Website and app data records:
= = =

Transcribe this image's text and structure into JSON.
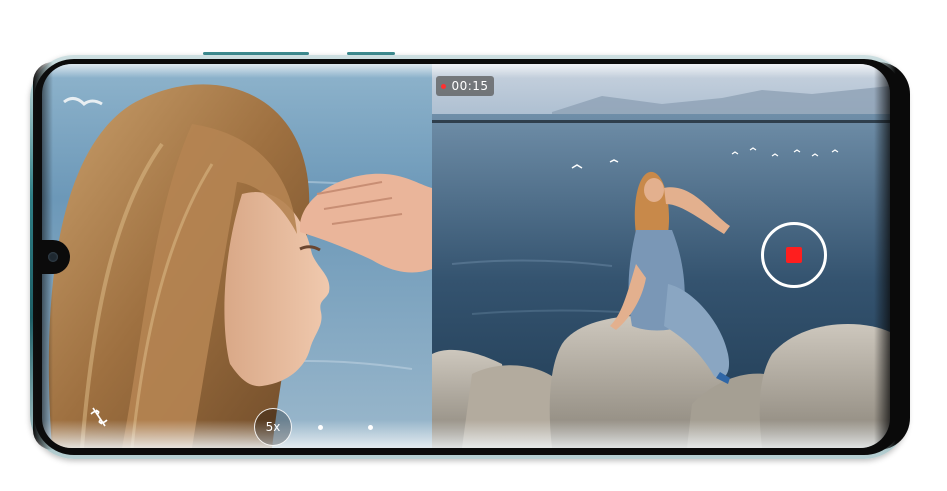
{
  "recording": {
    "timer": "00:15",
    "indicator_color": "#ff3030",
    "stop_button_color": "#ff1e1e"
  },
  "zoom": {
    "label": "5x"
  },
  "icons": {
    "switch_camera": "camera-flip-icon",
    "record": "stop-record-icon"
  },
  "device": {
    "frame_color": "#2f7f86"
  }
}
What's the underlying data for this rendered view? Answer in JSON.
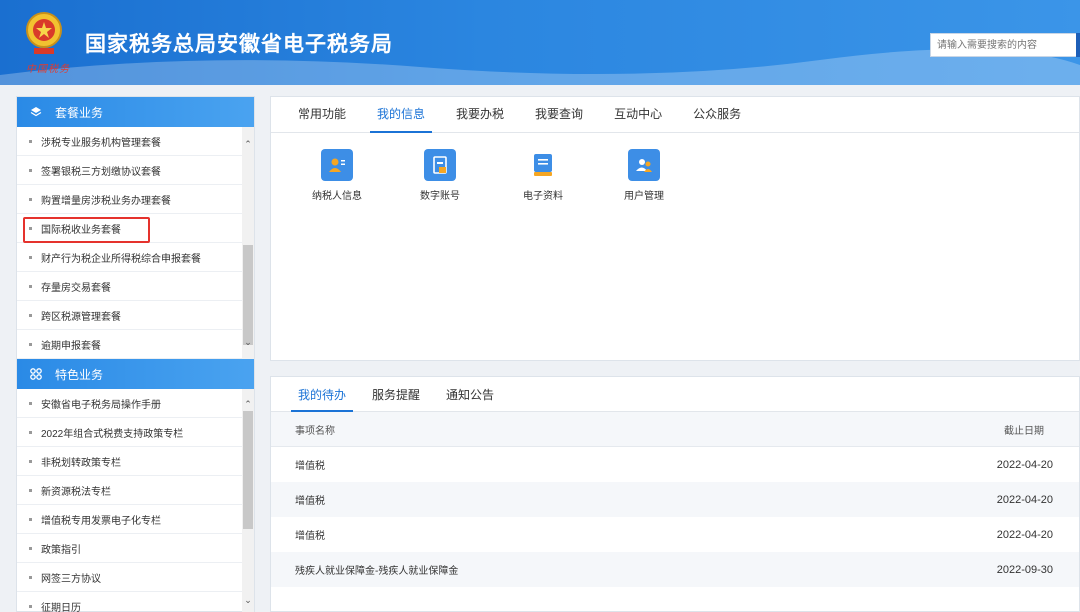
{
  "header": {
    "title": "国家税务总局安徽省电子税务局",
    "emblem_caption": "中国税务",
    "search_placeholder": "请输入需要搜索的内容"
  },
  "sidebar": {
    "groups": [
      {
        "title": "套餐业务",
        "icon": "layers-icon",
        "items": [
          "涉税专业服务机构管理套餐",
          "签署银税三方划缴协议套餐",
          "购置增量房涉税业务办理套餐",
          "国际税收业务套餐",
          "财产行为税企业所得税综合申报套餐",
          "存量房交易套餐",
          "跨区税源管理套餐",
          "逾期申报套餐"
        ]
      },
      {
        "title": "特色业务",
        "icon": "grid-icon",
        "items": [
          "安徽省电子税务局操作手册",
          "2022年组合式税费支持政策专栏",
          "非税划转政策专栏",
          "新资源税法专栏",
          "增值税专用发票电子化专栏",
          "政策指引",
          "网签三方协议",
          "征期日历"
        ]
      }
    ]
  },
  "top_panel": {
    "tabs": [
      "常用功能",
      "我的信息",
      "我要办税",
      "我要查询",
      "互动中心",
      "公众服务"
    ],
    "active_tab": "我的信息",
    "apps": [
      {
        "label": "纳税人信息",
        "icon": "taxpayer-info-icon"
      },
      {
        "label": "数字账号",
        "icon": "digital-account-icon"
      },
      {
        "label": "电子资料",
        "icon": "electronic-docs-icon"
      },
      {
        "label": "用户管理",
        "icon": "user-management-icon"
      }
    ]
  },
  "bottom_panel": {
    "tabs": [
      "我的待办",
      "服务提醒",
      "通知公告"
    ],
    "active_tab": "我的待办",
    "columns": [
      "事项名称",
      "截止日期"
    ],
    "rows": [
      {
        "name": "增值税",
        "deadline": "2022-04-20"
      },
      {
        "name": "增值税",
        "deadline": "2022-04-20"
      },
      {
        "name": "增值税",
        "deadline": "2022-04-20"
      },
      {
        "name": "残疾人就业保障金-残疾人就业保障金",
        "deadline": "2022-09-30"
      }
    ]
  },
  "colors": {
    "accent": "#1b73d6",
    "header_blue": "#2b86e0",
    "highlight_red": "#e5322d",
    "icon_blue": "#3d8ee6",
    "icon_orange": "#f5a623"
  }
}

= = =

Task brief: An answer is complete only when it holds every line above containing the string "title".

Answer space:
    "title": "国家税务总局安徽省电子税务局",
        "title": "套餐业务",
        "title": "特色业务",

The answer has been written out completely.